Xaxxon t1_itrooeu wrote

This is not a “mistake”. This is callous disregard for human life.

I’m honestly baffled how you’re even able to come anywhere near equating these things.


IrishWave t1_itrrktu wrote

Who determines the difference between callous disregard and mistake and how do you write a law to differentiate the two? If you’re the spouse or child of the dead lineman, are you not going to be calling for justice because coworkers decided to chat about a football game vs. take 15 seconds to follow policy and look out for the worker’s safety?

This also isn’t nearly as black and white as you make it. We had a garbage truck driver in Philly kill a cyclist because they forgot to signal they were making a turn. Also had a train conductor in Philly approach a turn at too high of a speed leading to a derailment and several deaths. Student died at my college during a football practice because they went on a lift in high-winds and no one thought to tell them not to. In all three of these instances, you had plenty of people calling for criminal charges against everyone involved who didn’t view screwing around while driving a train through a city as anything less than a callous disregard for human life.


Xaxxon t1_its3ryh wrote

Having a long time after the murder began to easily stop the murder is how you differentiate.

It’s VERY simple.

Other things involve doing something dumb but it not being blatantly obvious that it would 100% kill someone.

The guy stood by while the cop took minutes to slowly kill the guy.

Holy shit.

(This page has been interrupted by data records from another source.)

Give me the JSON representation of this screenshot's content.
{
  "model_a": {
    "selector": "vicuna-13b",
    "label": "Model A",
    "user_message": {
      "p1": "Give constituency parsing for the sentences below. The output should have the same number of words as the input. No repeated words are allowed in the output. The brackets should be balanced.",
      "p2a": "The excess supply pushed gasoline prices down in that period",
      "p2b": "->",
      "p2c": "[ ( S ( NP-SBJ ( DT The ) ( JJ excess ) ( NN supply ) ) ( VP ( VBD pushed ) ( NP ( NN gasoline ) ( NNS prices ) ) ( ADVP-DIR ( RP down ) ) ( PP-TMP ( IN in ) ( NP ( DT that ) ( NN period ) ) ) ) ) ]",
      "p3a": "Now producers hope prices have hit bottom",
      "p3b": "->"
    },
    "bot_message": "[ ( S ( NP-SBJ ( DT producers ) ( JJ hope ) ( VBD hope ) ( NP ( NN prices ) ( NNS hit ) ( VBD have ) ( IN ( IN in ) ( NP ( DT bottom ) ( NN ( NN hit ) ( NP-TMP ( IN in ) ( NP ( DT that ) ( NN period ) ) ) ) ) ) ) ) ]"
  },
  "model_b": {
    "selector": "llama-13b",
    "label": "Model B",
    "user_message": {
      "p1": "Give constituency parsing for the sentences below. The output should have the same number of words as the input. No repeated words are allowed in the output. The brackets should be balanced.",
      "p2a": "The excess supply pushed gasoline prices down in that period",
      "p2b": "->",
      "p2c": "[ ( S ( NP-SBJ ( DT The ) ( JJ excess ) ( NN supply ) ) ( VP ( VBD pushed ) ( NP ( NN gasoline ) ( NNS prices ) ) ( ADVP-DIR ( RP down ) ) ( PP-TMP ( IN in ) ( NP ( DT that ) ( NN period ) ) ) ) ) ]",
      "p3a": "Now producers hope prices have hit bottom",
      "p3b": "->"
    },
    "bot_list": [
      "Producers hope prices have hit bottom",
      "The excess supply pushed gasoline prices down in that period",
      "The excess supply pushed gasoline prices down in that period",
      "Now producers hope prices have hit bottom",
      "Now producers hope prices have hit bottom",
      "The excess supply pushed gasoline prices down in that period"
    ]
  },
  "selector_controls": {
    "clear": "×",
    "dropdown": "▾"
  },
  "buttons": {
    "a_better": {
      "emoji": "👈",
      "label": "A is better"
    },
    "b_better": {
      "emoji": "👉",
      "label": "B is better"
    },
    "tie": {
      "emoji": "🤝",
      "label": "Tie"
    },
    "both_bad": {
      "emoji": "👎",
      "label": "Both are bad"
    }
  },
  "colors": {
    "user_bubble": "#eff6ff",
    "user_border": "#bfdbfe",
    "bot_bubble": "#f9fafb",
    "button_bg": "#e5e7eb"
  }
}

I’m done. You’re making me dumber by trying to argue these other things are anywhere near the same.


IrishWave t1_its8bf1 wrote

Do you even realize how narrow your ignorant definition is? You’ve somehow made this so specific that the cops in the Freddie Gray case did nothing wrong in your eyes while leaving it open enough for an overzealous DA to charge a doctor.